Psychiatry and Clinical Neurosciences 10/2009; 63(5):595-612. DOI:10.1111/j.1440-1819.2009.02020.x · 1.63 Impact Factor
Available from: Maria Grigoroiu-Serbanescu
[Show abstract] [Hide abstract]
ABSTRACT: The G72/G30 gene is one of the common loci shared both by schizophrenia and bipolar disorder. Studies accumulating since the discovery of this gene complex produced controversial results in both disorders in different populations.
We investigated the association between the G72/G30 gene and bipolar I disorder (BPI) in the Romanian population paying special attention to the association of G72/G30 with lifetime psychosis and in particular with persecutory delusions in BPI patients.
Fourteen G72/G30-SNPs were genotyped in a Romanian sample of 198 BPI patients and 180 controls screened for psychiatric disorders. Statistical analysis was performed with FAMHAP and HAPLOVIEW-v3.32. The significance level of the results was corrected through permutations in 100,000 simulations.

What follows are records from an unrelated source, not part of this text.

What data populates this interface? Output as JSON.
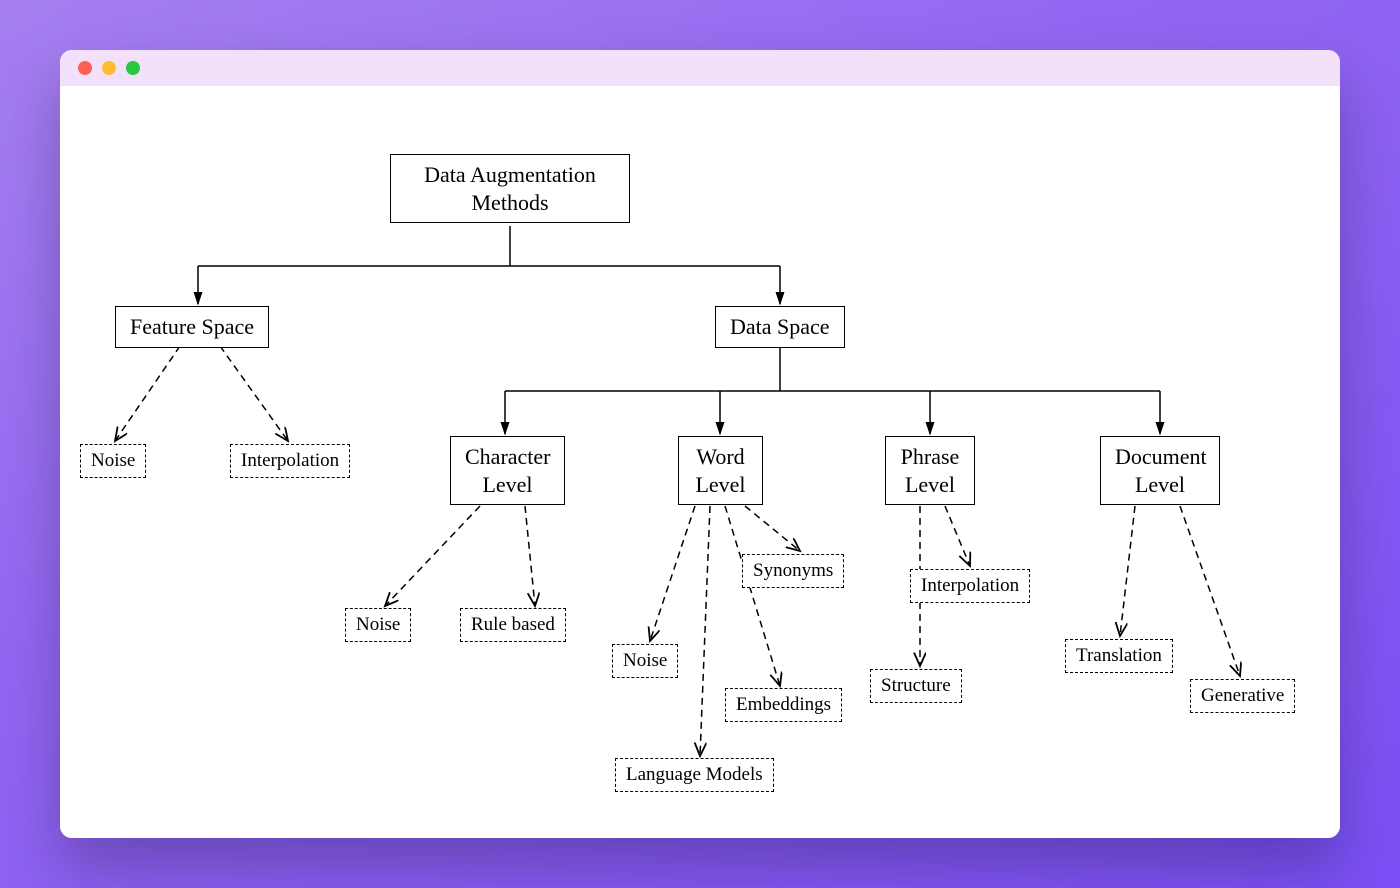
{
  "root": {
    "label": "Data Augmentation\nMethods"
  },
  "feature_space": {
    "label": "Feature Space"
  },
  "data_space": {
    "label": "Data Space"
  },
  "feature_space_children": {
    "noise": "Noise",
    "interpolation": "Interpolation"
  },
  "data_space_children": {
    "character_level": "Character\nLevel",
    "word_level": "Word\nLevel",
    "phrase_level": "Phrase\nLevel",
    "document_level": "Document\nLevel"
  },
  "character_level_children": {
    "noise": "Noise",
    "rule_based": "Rule based"
  },
  "word_level_children": {
    "noise": "Noise",
    "synonyms": "Synonyms",
    "embeddings": "Embeddings",
    "language_models": "Language Models"
  },
  "phrase_level_children": {
    "interpolation": "Interpolation",
    "structure": "Structure"
  },
  "document_level_children": {
    "translation": "Translation",
    "generative": "Generative"
  },
  "colors": {
    "window_titlebar": "#f3e1fb",
    "bg_gradient_start": "#a67ff0",
    "bg_gradient_end": "#7a4ff5"
  }
}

None of the fourteen SNPs was associated with the global diagnosis of BPI in our total patient sample or with the psychotic BPI subtype. When confining the psychotic phenotype to persecutory delusions, we observed trends to association for SNPs previously associated with schizophrenia and persecutory delusions in BPI [M21 (P=0.080); M22 (P=0.092; P=0.042 under dominant transmission model); M24 (P=0.092)]. Four SNPs reached nominal significance in the non-psychotic BPI subgroup [rs3916965 (M12) (P=0.044), rs1935057 (P=0.037), rs3916967 (M14) (P=0.043), and rs2391191 (M15, non-synonymous) (P=0.043)]. After correction through permutations, the haploblock GA including M14 and M15 showed a trend to association with BPI (P=0.0524; OR=1.82) in the non-psychotic BPI subgroup.
We report a potential association of different G72/G30-SNPs with non-psychotic mood episodes and with persecutory delusions in BPI Romanian patients. The results represent a first partial replication of two studies: Williams et al. (2006) and Schulze et al. (2005). The results have just a suggestive value since the Bonferroni correction for multiple testing was not applied.

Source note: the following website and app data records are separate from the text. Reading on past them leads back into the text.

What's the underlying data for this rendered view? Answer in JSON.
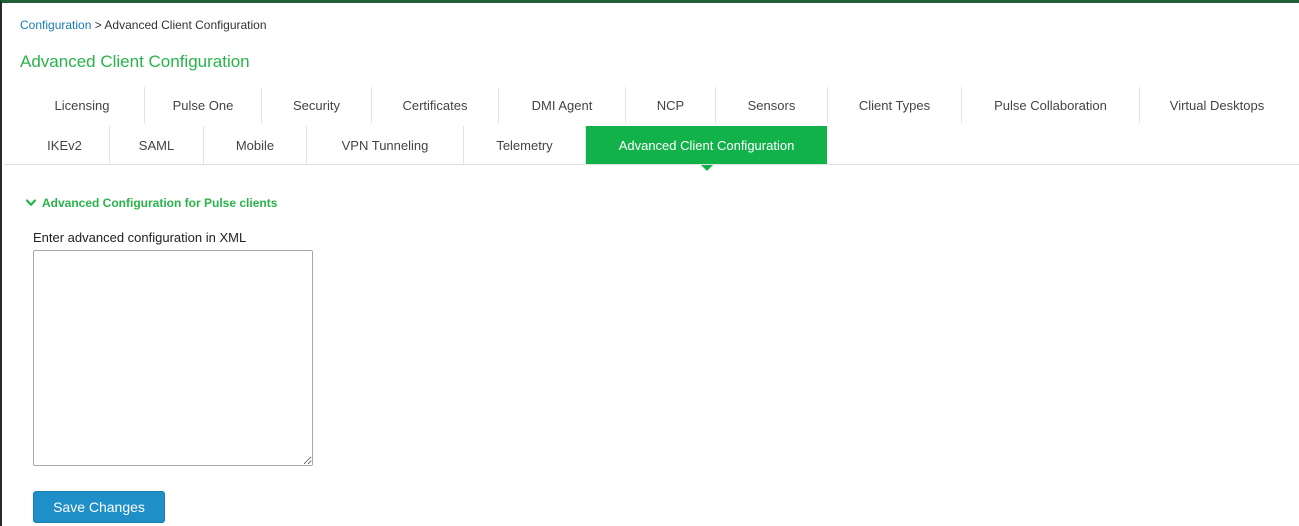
{
  "breadcrumb": {
    "parent": "Configuration",
    "separator": ">",
    "current": "Advanced Client Configuration"
  },
  "page_title": "Advanced Client Configuration",
  "tabs_row1": [
    {
      "label": "Licensing",
      "active": false
    },
    {
      "label": "Pulse One",
      "active": false
    },
    {
      "label": "Security",
      "active": false
    },
    {
      "label": "Certificates",
      "active": false
    },
    {
      "label": "DMI Agent",
      "active": false
    },
    {
      "label": "NCP",
      "active": false
    },
    {
      "label": "Sensors",
      "active": false
    },
    {
      "label": "Client Types",
      "active": false
    },
    {
      "label": "Pulse Collaboration",
      "active": false
    },
    {
      "label": "Virtual Desktops",
      "active": false
    }
  ],
  "tabs_row2": [
    {
      "label": "IKEv2",
      "active": false
    },
    {
      "label": "SAML",
      "active": false
    },
    {
      "label": "Mobile",
      "active": false
    },
    {
      "label": "VPN Tunneling",
      "active": false
    },
    {
      "label": "Telemetry",
      "active": false
    },
    {
      "label": "Advanced Client Configuration",
      "active": true
    }
  ],
  "section": {
    "title": "Advanced Configuration for Pulse clients",
    "expanded": true,
    "icon": "chevron-down-icon"
  },
  "xml_field": {
    "label": "Enter advanced configuration in XML",
    "value": "",
    "placeholder": ""
  },
  "save_button": {
    "label": "Save Changes"
  },
  "colors": {
    "accent_green": "#12b24b",
    "title_green": "#28b44a",
    "link_blue": "#1a7ab5",
    "button_blue": "#1f8fc8"
  }
}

Progress in Neuro-Psychopharmacology and Biological Psychiatry 03/2010; 34(4):657-63. DOI:10.1016/j.pnpbp.2010.03.008 · 3.69 Impact Factor

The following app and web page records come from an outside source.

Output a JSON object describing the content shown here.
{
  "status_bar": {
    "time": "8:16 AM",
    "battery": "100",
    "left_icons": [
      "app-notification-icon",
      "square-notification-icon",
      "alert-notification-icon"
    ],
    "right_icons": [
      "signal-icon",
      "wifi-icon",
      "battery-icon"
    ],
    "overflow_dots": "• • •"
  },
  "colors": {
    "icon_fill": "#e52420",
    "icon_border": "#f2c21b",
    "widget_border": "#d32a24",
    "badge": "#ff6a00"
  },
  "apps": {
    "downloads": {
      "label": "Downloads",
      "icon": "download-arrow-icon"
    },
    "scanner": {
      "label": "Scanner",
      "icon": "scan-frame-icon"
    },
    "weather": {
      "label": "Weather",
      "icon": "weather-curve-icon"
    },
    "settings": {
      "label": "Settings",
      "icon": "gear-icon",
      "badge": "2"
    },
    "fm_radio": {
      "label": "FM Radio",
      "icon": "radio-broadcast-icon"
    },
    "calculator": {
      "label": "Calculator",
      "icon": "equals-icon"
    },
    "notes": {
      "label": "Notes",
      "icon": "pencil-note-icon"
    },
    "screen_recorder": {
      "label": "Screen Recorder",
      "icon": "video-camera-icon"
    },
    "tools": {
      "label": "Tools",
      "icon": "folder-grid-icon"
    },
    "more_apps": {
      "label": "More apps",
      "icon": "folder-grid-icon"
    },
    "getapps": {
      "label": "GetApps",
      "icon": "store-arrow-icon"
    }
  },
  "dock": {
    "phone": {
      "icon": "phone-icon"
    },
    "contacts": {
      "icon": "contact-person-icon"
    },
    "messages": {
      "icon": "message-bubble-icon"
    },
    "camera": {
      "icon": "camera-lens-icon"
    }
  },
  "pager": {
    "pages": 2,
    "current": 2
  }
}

Data provided are for informational purposes only. Although carefully collected, accuracy cannot be guaranteed. The impact factor represents a rough estimation of the journal's impact factor and does not reflect the actual current impact factor. Publisher conditions are provided by RoMEO. Differing provisions from the publisher's actual policy or licence agreement may be applicable.